The British Royal Mint has released the most appropriate currency ever to keep the memory of the deceased alive, or at least until the Earth is around. It's a bit like an epitaph you can put in your pocket. His name and the equation for the entropy of a black hole (more on this in a second) appear right above the event horizon of a conceptual drawing of a black hole.
"I wanted to insert a big black hole on the small coin and wish [Hawking] he was still giggling at the thought, "the designer Edwina Ellis told the BBC about the 50 p coin (about 72 cents). She wanted it to embody the way it" made difficult subjects accessible, engaging and relatable ".
Speaking of those black holes that evaporate – this is where entropy comes into play. Entropy describes how a system loses energy at a certain temperature. Since nothing, not even light, can escape the extreme gravitational force of a black hole, Hawking began to wonder what he did entropy. This is how the Hawking radiation concept emerged. Black holes, he believed, must gradually lose and then radiate matter from their surfaces.
The equation on money fuses general relativity (laws of gravity) and quantum mechanics (laws of smaller particles) to explain how even black holes will dissipate in the air for billions and billions of years.
"It is a great privilege to be present on a coin," said Hawking's daughter, Lucy, "and I hope my father would be happy to be at the side of Sir Isaac Newton and Charles Darwin as scientists who made money."
If you don't live in the UK, that doesn't mean they are light years away.

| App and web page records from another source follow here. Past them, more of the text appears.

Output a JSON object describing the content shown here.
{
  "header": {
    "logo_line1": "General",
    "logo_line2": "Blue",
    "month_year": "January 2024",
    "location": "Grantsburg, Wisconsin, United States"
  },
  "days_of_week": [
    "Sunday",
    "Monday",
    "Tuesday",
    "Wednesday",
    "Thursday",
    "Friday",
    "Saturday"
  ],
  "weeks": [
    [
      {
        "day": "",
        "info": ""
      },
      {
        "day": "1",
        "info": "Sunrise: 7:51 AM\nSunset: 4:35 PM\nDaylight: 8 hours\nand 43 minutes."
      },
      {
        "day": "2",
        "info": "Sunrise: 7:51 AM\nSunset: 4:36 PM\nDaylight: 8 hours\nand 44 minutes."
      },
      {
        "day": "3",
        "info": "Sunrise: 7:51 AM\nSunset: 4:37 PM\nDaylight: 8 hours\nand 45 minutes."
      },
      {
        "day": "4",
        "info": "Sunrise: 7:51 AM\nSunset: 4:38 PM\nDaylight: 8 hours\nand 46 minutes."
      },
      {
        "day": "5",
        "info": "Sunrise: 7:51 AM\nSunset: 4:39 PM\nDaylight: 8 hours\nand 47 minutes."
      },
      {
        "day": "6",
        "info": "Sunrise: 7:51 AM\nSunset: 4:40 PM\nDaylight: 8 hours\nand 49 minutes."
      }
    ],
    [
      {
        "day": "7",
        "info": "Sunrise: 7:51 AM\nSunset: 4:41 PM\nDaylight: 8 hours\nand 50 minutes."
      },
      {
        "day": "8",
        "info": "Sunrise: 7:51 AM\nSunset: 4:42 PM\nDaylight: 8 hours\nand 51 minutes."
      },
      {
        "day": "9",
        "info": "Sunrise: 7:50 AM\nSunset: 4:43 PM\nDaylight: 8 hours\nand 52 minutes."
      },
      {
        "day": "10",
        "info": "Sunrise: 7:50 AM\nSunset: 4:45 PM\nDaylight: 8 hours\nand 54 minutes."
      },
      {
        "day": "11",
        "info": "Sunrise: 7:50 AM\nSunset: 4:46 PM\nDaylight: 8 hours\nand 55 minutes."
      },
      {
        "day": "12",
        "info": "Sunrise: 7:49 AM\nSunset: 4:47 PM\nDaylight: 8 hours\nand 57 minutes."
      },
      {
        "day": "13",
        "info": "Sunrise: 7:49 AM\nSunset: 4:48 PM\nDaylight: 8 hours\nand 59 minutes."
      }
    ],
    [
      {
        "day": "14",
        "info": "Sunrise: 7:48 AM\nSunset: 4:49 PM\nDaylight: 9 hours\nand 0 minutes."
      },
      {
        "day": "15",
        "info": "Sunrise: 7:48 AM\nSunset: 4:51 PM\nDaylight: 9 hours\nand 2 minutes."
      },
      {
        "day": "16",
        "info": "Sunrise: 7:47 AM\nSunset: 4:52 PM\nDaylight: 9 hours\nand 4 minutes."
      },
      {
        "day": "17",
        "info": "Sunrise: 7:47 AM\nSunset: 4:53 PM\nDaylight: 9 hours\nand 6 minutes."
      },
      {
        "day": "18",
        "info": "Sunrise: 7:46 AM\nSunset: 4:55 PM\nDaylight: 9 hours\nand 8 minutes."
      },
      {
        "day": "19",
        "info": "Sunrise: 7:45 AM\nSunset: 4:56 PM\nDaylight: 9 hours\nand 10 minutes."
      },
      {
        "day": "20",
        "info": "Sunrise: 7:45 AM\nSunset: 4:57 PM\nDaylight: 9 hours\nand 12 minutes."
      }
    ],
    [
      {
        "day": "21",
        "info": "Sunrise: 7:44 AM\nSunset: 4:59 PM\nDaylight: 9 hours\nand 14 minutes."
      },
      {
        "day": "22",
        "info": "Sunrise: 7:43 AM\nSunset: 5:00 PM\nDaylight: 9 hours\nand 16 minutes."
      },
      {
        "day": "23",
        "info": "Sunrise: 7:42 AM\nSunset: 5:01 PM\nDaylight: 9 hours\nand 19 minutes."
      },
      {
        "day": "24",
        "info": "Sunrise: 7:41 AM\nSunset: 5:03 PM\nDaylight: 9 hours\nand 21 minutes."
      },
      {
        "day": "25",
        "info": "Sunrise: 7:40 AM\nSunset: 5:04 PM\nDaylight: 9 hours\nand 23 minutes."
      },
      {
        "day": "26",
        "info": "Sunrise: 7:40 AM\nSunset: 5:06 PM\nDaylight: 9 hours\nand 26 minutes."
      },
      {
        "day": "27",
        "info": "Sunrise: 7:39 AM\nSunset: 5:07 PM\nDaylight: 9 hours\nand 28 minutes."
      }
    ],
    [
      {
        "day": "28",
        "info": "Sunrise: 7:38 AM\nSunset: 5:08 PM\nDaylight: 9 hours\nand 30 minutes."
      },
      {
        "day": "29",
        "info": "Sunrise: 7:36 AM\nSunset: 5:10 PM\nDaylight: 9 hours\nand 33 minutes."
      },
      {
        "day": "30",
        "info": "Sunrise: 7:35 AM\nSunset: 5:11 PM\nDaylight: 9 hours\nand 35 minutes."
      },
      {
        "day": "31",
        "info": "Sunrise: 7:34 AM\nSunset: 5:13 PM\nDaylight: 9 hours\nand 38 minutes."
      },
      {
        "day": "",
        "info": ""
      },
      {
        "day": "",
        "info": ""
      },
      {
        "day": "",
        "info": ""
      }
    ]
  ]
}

Get one right away from the Royal Mint website and put a black hole in your pocket.